With the University committed to supporting the NHS during this time of crisis, CONNECTED speaks to one of our inspirational employees – Rachel Jeans – about her role as a Community First Responder.
Rachel is usually found in our Campus Jobs team where she is the deputy manager, but earlier this year she signed up to become a Community First Responder for South Central Ambulance Charity – not knowing that an international pandemic was just around the corner.
Different to the recently launched NHS GoodSAM scheme, which was specifically set up in response to the coronavirus outbreak, Community First Responders are fully trained volunteers who respond to emergency calls in the area where they live or work, delivering life-saving skills until paramedics arrive.
Rachel, who lives in Tadley, tells us why she signed up to be a Community First Responder:
“I’ve always wanted to help people – I kind of regret not going down the medical route for my career, but I’ve always tried to incorporate it into my work, such as being first aid trained.”

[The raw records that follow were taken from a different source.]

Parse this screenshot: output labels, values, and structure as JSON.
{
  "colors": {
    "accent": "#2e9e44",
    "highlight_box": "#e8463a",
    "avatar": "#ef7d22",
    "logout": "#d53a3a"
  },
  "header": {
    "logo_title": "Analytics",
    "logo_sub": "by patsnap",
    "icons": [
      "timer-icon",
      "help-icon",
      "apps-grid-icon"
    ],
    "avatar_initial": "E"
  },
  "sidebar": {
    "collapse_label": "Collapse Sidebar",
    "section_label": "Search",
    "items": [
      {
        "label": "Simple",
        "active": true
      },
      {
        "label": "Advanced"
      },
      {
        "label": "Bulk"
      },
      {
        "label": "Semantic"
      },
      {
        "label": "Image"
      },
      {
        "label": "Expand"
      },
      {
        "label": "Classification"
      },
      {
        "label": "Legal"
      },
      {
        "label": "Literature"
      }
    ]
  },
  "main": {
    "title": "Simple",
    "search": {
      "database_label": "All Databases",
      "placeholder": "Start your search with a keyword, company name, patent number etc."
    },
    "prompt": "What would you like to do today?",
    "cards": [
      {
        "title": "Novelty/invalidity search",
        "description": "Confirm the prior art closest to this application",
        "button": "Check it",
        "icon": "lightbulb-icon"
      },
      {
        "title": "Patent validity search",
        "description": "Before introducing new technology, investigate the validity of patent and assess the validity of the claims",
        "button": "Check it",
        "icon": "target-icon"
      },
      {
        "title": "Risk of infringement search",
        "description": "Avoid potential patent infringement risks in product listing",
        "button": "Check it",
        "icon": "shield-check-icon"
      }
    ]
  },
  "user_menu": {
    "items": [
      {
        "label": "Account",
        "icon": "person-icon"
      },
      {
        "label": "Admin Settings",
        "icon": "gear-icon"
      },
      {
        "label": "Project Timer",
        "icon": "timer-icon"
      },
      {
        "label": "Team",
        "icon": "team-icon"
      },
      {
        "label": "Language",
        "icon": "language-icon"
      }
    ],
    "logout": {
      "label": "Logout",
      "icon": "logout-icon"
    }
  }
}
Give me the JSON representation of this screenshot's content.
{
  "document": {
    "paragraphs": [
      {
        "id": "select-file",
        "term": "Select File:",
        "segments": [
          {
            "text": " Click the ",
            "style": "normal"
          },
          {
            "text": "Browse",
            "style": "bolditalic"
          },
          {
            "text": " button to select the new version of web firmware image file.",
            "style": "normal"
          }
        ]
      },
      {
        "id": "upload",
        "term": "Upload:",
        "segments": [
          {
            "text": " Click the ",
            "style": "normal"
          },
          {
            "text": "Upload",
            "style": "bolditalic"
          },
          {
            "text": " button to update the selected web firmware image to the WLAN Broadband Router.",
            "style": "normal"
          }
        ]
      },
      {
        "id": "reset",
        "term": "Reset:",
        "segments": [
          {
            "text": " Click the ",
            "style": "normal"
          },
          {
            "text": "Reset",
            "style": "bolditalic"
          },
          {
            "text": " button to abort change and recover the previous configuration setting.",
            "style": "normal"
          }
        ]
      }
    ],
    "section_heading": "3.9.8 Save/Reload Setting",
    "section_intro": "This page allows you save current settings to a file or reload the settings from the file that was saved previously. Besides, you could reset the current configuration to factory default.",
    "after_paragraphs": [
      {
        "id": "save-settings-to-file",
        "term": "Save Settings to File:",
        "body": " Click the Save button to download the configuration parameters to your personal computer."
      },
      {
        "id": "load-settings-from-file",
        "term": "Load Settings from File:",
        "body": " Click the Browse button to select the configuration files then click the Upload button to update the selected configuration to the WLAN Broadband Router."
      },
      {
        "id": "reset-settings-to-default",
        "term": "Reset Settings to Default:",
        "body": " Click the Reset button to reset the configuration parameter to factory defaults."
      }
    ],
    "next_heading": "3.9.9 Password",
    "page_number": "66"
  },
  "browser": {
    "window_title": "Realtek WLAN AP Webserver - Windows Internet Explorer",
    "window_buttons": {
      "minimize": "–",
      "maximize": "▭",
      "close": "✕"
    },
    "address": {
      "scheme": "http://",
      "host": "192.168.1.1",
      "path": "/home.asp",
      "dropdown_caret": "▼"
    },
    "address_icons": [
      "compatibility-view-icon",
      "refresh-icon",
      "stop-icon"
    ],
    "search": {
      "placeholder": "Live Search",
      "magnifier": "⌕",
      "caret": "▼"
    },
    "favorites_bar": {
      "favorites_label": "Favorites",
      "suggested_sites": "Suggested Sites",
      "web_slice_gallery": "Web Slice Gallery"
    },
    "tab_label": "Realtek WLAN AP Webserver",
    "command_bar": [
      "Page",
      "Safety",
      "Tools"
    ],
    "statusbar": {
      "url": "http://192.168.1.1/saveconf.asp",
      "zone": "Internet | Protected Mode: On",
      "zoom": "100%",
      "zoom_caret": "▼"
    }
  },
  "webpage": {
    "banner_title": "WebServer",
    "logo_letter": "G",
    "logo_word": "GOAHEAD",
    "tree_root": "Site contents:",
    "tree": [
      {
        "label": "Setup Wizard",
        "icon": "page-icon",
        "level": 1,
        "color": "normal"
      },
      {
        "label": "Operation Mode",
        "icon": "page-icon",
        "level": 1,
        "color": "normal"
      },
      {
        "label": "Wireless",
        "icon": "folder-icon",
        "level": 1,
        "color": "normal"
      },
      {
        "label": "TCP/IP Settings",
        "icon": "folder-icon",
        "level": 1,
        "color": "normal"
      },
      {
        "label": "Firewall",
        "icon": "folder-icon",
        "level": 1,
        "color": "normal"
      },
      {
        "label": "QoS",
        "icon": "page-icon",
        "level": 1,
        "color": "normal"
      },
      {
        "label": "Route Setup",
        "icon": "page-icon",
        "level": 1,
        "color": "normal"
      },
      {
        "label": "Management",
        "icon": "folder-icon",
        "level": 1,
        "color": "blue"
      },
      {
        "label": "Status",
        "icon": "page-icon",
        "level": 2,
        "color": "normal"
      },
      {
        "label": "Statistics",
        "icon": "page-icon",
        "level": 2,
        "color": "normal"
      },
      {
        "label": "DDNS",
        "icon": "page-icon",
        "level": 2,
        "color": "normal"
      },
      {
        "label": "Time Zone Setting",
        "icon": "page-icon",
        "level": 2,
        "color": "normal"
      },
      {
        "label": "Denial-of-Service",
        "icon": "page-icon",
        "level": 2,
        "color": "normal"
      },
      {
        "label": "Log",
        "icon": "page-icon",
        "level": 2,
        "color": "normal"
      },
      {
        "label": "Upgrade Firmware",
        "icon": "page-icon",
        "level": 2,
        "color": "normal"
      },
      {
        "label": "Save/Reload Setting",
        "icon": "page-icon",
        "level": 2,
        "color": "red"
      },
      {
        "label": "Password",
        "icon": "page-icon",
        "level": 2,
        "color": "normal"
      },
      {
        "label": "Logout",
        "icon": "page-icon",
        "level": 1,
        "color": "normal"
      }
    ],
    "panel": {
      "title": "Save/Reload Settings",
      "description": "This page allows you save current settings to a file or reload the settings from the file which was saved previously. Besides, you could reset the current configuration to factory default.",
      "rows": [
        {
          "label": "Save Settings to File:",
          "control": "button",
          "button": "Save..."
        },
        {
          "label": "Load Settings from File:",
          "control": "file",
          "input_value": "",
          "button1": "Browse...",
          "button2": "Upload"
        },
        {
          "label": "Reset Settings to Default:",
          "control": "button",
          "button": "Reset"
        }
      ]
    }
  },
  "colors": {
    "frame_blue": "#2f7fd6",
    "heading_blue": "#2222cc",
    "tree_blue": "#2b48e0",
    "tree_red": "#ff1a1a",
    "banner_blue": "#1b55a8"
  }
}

When she received her training in February, Rachel had no idea that she would soon be attending calls dressed in Personal Protective Equipment (PPE).
“It has been strange: I did my first call to an elderly patient and we obviously had to wear a mask and gloves. Community First Responders are so important, especially at the moment when paramedics and other health professionals are being constantly called to virus emergencies.
“We bridge that gap in the community. If we are called out to a cardiac arrest and can be on the scene in two minutes, it can make such a huge difference. We can administer that initial first aid until paramedics can arrive and take over.”
Rachel is part of a team of four volunteers who cover Tadley and the surrounding area. Each volunteer is required to be on-call for around 20 hours a month, or five hours a week, although Rachel says volunteers often do a lot more.
Since she began working from home, Rachel has been managing her volunteer on-call duties around her full-time job, including using her work time flexibly to attend emergencies. She tells us: “My line manager has been really supportive. As long as I am available for team meetings and I get my work done, they really don’t mind if I have to nip out to attend a call.”
Campus Jobs manager, Jay Russell said:
“We’re all very proud of Rachel for giving up her time so selflessly to help others in her community. She is a great example to us all, and we hope other members of staff and students alike are inspired to follow in her footsteps.”
Supporting our staff
The University is extremely proud of everyone who is volunteering to provide critical support to the NHS as it faces its greatest challenge to date.
Whether giving their time, undertaking research on COVID-19 or donating protective equipment, we are supporting our staff members to volunteer with the NHS, and in particular with our partner, The Royal Berkshire Hospital (RBH), in a range of capacities. The RBH is currently looking for volunteers in catering, housekeeping, portering, and those with laboratory experience, and the University is committed to supporting anyone who wishes to take up such an opportunity.
Share your story
Are you involved in the fight against COVID-19? Whether that be through volunteering or your job, we’d love to hear from you.
We want to showcase the inspirational work our alumni and supporters are doing across a range of roles, and to thank you for your efforts in contributing to the fight against this pandemic.
Please email us at email@example.com to share your story.